* The labor dispute at Loyola Marymount has been resolved, and barring any last-minute changes, this week's Democratic presidential primary debate in Los Angeles will be held on schedule.
* Facing a newly redrawn map, Rep. Mark Walker (R-N.C.) announced late yesterday that he won't seek re-election next year, joining a long list of House Republicans giving up their seats. Walker, however, left little doubt that he intends to run for the U.S. Senate in 2022, when Sen. Richard Burr (R-N.C.) is set to retire.
* In the latest national Quinnipiac poll, released yesterday afternoon, Joe Biden leads the Democratic presidential field with 30% support. Elizabeth Warren is second in the poll with 17%, followed by Bernie Sanders at 16%., and Pete Buttigieg at 9%. The only other candidate above 5% was Michael Bloomberg, whose aggressive spending spree has propelled him to fifth place with 7%.
* The good news for Republicans in the new Suffolk/USA Today poll is that it shows Donald Trump leading each of the top Democratic contenders in hypothetical general election match-ups.
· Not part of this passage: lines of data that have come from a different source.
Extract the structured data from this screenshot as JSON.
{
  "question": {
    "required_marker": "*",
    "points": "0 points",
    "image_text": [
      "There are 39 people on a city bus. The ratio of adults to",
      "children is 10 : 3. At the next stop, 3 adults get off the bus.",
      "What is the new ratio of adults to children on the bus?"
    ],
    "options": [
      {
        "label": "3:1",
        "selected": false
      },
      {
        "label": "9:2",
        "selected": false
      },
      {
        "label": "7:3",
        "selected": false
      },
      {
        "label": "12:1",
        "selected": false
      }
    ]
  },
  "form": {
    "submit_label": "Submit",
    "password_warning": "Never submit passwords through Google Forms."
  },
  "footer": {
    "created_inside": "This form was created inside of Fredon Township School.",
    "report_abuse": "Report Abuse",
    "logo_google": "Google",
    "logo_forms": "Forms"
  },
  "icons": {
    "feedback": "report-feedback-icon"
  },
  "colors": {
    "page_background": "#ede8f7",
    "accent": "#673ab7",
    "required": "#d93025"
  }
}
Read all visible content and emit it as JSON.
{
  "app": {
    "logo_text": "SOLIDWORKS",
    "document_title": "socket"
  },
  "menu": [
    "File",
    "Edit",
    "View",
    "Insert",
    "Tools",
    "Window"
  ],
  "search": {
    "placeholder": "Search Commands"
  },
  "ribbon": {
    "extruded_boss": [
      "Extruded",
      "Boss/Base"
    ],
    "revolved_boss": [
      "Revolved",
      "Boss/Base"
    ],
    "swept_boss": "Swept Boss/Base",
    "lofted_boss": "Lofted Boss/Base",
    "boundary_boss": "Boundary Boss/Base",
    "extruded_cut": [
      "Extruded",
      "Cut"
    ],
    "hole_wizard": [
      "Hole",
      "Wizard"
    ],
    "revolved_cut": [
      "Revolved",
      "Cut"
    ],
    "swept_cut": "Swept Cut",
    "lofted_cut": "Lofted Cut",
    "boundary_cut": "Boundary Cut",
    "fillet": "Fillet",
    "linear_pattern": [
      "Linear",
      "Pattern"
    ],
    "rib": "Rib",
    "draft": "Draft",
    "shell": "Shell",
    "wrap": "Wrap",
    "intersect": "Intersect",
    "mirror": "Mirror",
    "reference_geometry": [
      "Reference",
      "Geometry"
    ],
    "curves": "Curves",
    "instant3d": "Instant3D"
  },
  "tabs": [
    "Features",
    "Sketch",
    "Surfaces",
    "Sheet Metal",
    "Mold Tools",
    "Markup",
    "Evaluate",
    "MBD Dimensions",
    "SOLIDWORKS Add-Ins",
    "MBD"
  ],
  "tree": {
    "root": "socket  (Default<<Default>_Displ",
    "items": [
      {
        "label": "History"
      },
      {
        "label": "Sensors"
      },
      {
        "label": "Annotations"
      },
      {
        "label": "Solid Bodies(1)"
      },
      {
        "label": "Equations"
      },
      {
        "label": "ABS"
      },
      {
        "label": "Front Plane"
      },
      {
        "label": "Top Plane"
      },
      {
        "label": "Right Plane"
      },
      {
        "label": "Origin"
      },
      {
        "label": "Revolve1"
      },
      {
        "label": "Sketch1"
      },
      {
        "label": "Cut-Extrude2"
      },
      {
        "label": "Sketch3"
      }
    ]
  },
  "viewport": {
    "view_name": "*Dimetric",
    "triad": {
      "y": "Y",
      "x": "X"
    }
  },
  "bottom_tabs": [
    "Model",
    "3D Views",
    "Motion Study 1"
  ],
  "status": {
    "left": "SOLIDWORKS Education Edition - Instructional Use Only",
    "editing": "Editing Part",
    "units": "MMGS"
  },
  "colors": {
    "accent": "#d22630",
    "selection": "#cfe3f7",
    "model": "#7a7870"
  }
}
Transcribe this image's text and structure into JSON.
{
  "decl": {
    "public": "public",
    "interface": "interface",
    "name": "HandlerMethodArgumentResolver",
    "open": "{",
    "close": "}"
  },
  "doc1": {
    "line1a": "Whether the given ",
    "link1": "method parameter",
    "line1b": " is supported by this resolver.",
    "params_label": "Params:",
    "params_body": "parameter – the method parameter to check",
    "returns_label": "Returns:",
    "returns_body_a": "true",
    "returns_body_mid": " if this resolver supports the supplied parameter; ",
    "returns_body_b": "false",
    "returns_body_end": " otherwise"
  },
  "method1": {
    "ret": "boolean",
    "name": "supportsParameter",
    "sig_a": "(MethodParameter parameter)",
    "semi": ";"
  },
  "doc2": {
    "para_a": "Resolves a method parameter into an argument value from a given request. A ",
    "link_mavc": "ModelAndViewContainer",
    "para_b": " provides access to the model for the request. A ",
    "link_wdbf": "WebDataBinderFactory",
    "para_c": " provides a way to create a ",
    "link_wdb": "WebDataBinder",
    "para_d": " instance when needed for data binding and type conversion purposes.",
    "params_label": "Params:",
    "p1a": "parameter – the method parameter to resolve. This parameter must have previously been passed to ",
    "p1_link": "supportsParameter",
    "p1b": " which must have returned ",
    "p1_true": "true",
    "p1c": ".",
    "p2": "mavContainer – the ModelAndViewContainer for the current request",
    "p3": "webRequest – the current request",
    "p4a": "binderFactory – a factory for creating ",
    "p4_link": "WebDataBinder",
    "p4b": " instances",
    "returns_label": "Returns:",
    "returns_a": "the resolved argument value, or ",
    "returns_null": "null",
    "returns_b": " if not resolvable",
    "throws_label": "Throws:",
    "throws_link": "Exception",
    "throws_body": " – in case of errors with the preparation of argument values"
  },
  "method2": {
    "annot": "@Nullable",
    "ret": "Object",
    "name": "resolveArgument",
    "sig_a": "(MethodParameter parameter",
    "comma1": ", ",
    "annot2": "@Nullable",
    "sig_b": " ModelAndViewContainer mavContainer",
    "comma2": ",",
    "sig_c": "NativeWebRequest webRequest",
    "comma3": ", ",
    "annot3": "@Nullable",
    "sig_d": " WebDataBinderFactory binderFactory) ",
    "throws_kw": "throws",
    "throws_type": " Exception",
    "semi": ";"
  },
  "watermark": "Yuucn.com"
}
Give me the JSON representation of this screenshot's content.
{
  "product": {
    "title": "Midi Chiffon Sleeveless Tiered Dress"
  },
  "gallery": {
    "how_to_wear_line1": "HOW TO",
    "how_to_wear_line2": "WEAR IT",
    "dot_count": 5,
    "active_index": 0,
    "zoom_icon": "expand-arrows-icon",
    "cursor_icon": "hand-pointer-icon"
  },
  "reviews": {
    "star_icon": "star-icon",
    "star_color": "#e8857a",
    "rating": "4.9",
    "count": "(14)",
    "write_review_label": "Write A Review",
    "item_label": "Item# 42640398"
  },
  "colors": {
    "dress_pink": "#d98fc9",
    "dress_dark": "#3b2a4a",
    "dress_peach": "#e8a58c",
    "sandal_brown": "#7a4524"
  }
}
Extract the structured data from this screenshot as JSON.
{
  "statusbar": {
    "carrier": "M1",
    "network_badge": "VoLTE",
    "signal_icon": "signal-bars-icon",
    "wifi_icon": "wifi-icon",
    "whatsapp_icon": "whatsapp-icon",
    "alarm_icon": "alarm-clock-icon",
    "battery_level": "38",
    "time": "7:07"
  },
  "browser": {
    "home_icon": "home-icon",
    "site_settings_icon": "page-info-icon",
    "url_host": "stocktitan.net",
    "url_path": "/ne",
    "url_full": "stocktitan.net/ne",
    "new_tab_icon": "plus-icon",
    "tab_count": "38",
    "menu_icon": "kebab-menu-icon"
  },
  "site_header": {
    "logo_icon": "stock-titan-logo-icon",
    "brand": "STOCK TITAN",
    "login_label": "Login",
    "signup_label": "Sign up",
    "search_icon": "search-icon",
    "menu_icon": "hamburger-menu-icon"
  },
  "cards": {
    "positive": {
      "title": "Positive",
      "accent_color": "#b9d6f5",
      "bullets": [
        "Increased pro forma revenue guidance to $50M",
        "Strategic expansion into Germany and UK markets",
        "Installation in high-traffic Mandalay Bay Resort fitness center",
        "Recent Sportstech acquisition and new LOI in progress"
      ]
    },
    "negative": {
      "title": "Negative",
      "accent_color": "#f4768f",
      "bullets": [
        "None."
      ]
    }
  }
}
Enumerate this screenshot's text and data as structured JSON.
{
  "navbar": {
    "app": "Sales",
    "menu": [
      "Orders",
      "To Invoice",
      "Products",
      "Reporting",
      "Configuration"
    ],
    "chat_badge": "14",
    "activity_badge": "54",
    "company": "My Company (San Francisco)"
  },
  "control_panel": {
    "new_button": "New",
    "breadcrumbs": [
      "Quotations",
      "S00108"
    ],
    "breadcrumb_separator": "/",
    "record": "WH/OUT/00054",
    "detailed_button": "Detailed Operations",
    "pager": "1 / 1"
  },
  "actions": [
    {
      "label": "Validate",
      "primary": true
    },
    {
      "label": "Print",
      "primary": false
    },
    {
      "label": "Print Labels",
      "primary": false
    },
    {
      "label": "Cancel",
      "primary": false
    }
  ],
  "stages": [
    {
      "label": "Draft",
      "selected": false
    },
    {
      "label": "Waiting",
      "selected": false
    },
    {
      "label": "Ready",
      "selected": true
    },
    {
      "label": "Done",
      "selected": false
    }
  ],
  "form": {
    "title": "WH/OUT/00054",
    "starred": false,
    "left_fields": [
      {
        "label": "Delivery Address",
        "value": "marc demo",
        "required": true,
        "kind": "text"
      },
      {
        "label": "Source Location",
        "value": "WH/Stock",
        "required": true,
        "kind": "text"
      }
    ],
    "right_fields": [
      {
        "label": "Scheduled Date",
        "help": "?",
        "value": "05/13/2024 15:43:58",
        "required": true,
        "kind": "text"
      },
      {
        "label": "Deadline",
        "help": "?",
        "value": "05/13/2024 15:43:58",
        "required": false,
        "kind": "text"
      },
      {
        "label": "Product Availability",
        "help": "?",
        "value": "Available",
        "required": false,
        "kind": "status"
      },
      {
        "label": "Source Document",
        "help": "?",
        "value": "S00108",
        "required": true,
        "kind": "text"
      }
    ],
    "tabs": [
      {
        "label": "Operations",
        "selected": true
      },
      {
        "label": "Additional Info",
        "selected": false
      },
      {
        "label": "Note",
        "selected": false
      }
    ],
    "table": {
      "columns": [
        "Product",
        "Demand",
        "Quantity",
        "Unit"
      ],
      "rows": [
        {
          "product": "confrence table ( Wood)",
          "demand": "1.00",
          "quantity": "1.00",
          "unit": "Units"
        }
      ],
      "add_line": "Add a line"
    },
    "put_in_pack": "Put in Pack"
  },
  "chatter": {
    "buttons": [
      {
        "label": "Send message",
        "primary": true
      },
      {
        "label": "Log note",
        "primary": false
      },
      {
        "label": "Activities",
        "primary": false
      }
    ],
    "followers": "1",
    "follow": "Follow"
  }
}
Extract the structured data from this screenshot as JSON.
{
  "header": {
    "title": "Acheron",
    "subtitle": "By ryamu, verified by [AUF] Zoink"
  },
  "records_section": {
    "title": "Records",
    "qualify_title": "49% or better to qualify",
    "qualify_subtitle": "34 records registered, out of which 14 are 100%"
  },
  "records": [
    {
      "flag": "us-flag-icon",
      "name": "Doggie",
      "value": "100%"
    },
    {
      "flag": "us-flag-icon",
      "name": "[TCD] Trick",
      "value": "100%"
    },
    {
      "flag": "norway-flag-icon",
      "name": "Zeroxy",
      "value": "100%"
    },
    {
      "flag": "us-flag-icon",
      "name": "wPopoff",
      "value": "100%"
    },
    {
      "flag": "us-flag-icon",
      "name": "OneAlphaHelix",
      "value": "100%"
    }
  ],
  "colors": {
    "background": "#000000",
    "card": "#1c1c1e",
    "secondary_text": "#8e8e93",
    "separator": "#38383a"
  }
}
The bad news for Republicans is that in order to arrive at these results, the Suffolk/USA Today poll found "an unnamed third-party candidate" receiving double-digit support, which seems difficult to take seriously, given that no such candidate exists.
* Rep. Collin Peterson (D-Minn.), who will vote against Trump's impeachment, acknowledged yesterday that he's had "overtures by the highest levels of the Republican Party in the last couple weeks" about switching parties, but he declined. This probably has something to do with the fact that Peterson is currently the chair of the House Agriculture Committee -- a post he's long sought -- and abandoning the Dems would mean losing his gavel
* In Texas, where there's a crowded field of Democratic candidates hoping to take on Sen. John Cornyn (R) next year, the Democratic Senatorial Campaign Committee has officially thrown its support behind M.J. Hegar (D).
* Biden picked up an endorsement yesterday from Birmingham Mayor Randall Woodfin, following a recent meeting between the former vice president and a group of Southern black mayors. It's a bit of a setback for Sanders, whose political operation rallied behind Woodfin in 2017.